(Component data from apps and pages)
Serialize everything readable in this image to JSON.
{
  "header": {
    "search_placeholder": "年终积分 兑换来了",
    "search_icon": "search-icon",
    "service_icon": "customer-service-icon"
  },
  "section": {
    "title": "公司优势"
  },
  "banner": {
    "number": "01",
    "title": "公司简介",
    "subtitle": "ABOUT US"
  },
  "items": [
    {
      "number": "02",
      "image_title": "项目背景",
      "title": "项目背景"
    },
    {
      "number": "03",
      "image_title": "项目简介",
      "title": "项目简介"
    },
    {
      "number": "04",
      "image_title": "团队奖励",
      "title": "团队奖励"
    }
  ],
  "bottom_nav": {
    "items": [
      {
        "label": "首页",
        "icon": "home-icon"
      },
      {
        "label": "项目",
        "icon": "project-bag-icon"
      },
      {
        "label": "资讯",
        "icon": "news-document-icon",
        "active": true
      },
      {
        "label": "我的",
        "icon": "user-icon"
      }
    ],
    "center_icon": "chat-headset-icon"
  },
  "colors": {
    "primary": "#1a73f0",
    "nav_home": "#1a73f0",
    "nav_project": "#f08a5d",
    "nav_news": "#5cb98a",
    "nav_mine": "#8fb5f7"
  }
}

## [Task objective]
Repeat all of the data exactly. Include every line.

## [Solution for this problem]
Serialize everything readable in this image to JSON.
{
  "header": {
    "search_placeholder": "年终积分 兑换来了",
    "search_icon": "search-icon",
    "service_icon": "customer-service-icon"
  },
  "section": {
    "title": "公司优势"
  },
  "banner": {
    "number": "01",
    "title": "公司简介",
    "subtitle": "ABOUT US"
  },
  "items": [
    {
      "number": "02",
      "image_title": "项目背景",
      "title": "项目背景"
    },
    {
      "number": "03",
      "image_title": "项目简介",
      "title": "项目简介"
    },
    {
      "number": "04",
      "image_title": "团队奖励",
      "title": "团队奖励"
    }
  ],
  "bottom_nav": {
    "items": [
      {
        "label": "首页",
        "icon": "home-icon"
      },
      {
        "label": "项目",
        "icon": "project-bag-icon"
      },
      {
        "label": "资讯",
        "icon": "news-document-icon",
        "active": true
      },
      {
        "label": "我的",
        "icon": "user-icon"
      }
    ],
    "center_icon": "chat-headset-icon"
  },
  "colors": {
    "primary": "#1a73f0",
    "nav_home": "#1a73f0",
    "nav_project": "#f08a5d",
    "nav_news": "#5cb98a",
    "nav_mine": "#8fb5f7"
  }
}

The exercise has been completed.